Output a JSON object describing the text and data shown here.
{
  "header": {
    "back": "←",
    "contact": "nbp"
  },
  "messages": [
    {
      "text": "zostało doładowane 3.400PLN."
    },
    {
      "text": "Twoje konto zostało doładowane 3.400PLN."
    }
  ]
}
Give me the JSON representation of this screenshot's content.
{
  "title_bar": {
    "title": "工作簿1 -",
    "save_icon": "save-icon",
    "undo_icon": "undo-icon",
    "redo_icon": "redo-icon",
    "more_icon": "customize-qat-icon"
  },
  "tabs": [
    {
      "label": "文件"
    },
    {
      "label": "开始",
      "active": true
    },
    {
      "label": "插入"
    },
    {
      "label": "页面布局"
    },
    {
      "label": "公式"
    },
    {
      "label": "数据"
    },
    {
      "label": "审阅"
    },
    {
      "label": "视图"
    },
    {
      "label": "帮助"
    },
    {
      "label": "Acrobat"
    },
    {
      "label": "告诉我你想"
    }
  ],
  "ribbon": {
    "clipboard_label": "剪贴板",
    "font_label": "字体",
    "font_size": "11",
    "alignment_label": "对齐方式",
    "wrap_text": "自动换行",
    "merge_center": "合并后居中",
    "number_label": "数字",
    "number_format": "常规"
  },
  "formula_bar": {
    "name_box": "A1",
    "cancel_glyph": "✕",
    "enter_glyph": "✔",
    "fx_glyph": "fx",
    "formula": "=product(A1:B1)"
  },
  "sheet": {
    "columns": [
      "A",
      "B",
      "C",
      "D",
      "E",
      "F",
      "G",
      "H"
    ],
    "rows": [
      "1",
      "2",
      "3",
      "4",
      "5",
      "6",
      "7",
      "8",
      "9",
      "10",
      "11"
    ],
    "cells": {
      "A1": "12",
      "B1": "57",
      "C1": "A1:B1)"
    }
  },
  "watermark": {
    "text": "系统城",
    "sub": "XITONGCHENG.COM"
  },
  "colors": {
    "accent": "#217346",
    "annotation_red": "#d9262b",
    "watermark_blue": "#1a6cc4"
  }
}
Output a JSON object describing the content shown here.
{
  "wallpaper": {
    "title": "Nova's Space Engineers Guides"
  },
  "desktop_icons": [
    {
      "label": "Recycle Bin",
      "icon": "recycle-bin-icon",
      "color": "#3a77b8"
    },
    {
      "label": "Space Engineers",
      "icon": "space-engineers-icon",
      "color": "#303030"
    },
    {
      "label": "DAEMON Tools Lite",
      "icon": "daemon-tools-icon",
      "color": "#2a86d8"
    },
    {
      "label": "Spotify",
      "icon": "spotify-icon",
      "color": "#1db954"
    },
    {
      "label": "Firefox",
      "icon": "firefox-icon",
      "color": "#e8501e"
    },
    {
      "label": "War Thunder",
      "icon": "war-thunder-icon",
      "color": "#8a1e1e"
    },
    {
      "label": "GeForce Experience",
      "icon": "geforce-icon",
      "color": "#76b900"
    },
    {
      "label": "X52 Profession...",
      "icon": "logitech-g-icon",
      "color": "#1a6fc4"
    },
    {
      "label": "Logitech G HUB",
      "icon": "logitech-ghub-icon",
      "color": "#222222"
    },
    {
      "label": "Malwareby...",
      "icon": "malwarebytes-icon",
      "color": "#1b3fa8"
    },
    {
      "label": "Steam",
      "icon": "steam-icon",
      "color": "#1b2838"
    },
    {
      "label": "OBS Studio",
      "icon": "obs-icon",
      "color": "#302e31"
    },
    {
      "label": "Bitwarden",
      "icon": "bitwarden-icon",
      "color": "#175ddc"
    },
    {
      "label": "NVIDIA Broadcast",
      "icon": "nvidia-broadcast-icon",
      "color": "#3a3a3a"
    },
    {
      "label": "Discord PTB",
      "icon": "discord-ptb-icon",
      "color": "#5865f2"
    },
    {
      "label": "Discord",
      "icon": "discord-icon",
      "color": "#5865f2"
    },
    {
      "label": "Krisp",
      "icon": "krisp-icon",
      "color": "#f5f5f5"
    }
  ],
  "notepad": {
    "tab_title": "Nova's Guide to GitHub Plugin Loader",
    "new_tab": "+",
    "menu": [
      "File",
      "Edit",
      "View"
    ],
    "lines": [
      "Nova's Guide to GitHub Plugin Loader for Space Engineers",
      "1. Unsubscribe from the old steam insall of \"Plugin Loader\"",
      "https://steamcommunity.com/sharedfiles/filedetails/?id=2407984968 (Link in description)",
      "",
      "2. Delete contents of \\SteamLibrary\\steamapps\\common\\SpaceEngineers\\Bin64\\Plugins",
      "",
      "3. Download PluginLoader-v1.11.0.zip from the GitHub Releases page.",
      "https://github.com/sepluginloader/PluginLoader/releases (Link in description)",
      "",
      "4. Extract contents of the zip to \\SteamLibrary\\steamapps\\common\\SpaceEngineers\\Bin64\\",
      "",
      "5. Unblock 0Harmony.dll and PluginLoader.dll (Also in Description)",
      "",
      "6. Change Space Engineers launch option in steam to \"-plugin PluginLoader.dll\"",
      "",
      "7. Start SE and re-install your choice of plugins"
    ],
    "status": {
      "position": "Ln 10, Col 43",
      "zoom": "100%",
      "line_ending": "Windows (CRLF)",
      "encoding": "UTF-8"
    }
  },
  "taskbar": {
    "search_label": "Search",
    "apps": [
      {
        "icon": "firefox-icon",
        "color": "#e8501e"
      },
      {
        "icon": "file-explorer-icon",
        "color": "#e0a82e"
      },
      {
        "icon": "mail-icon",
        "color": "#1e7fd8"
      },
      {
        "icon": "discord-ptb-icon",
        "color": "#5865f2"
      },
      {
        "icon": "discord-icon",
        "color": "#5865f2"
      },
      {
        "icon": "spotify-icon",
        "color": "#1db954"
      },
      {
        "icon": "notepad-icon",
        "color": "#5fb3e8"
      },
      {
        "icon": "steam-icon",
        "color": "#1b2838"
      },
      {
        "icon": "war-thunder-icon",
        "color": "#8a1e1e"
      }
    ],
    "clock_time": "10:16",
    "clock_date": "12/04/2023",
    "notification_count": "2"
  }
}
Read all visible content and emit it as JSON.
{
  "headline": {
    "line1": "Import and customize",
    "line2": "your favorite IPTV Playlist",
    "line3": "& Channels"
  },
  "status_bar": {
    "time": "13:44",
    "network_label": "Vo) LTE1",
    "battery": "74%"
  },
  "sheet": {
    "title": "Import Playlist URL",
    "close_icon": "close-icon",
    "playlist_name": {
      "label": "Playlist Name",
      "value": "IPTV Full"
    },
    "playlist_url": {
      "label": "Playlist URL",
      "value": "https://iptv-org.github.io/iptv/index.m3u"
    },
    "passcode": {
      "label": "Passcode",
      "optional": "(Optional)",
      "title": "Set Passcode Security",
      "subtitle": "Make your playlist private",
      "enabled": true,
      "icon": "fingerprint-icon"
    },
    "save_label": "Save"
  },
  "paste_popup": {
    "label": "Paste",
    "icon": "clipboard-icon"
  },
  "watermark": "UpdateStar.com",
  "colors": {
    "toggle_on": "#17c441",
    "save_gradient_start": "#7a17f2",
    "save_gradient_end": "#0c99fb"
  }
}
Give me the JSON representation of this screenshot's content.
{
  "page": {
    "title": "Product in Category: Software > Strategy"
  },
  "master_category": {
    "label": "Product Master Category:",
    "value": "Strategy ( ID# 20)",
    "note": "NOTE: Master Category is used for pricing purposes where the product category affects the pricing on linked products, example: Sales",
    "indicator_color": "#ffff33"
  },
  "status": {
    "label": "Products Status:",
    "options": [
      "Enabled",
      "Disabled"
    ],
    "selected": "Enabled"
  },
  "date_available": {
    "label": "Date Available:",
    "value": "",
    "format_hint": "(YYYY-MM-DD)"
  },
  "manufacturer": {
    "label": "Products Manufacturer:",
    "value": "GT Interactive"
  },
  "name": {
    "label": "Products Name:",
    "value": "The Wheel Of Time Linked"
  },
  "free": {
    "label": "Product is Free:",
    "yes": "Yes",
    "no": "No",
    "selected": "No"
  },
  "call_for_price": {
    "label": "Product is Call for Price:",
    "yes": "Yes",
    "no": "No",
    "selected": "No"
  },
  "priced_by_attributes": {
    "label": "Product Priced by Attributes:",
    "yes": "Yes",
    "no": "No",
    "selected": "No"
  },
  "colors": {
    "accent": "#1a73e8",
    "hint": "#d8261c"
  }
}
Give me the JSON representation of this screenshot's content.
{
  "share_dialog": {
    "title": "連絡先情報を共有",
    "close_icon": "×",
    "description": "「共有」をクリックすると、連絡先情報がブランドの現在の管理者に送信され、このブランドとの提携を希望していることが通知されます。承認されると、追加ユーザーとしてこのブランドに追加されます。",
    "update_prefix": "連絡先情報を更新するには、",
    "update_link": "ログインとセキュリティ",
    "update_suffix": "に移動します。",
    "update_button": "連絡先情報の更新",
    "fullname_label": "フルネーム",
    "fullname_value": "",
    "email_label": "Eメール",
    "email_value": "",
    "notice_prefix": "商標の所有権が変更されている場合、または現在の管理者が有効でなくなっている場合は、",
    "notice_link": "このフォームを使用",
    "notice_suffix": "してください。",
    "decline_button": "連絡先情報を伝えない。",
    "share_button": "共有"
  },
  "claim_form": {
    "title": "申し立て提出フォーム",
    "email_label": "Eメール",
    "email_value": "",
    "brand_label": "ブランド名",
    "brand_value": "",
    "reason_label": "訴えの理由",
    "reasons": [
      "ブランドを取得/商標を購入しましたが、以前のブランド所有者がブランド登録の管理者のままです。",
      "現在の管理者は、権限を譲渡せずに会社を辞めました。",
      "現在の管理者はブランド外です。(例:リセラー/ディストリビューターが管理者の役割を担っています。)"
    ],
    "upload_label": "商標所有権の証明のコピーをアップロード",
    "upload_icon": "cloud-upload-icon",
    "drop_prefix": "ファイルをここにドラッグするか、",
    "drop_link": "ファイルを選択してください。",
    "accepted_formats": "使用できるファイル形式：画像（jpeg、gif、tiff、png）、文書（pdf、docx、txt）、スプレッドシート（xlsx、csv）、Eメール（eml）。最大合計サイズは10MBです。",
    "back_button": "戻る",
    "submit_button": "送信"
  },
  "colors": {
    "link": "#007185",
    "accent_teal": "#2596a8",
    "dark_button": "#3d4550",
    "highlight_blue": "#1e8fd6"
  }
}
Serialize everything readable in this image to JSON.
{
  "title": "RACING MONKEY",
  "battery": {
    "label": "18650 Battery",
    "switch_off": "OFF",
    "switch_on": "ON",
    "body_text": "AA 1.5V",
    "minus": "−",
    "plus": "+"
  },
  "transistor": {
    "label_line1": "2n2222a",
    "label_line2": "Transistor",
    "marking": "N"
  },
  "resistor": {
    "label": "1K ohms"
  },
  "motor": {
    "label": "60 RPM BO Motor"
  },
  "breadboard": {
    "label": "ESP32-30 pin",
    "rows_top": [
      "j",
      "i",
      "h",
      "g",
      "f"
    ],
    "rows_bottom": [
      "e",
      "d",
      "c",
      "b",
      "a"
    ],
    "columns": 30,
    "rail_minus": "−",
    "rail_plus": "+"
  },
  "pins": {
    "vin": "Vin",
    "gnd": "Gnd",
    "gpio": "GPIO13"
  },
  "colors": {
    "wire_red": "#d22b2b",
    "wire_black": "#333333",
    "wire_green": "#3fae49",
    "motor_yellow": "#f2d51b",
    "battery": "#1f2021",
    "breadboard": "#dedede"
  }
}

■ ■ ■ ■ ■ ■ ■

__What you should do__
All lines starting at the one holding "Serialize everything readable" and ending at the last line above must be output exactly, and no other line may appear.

__Result of this task__
Serialize everything readable in this image to JSON.
{
  "title": "RACING MONKEY",
  "battery": {
    "label": "18650 Battery",
    "switch_off": "OFF",
    "switch_on": "ON",
    "body_text": "AA 1.5V",
    "minus": "−",
    "plus": "+"
  },
  "transistor": {
    "label_line1": "2n2222a",
    "label_line2": "Transistor",
    "marking": "N"
  },
  "resistor": {
    "label": "1K ohms"
  },
  "motor": {
    "label": "60 RPM BO Motor"
  },
  "breadboard": {
    "label": "ESP32-30 pin",
    "rows_top": [
      "j",
      "i",
      "h",
      "g",
      "f"
    ],
    "rows_bottom": [
      "e",
      "d",
      "c",
      "b",
      "a"
    ],
    "columns": 30,
    "rail_minus": "−",
    "rail_plus": "+"
  },
  "pins": {
    "vin": "Vin",
    "gnd": "Gnd",
    "gpio": "GPIO13"
  },
  "colors": {
    "wire_red": "#d22b2b",
    "wire_black": "#333333",
    "wire_green": "#3fae49",
    "motor_yellow": "#f2d51b",
    "battery": "#1f2021",
    "breadboard": "#dedede"
  }
}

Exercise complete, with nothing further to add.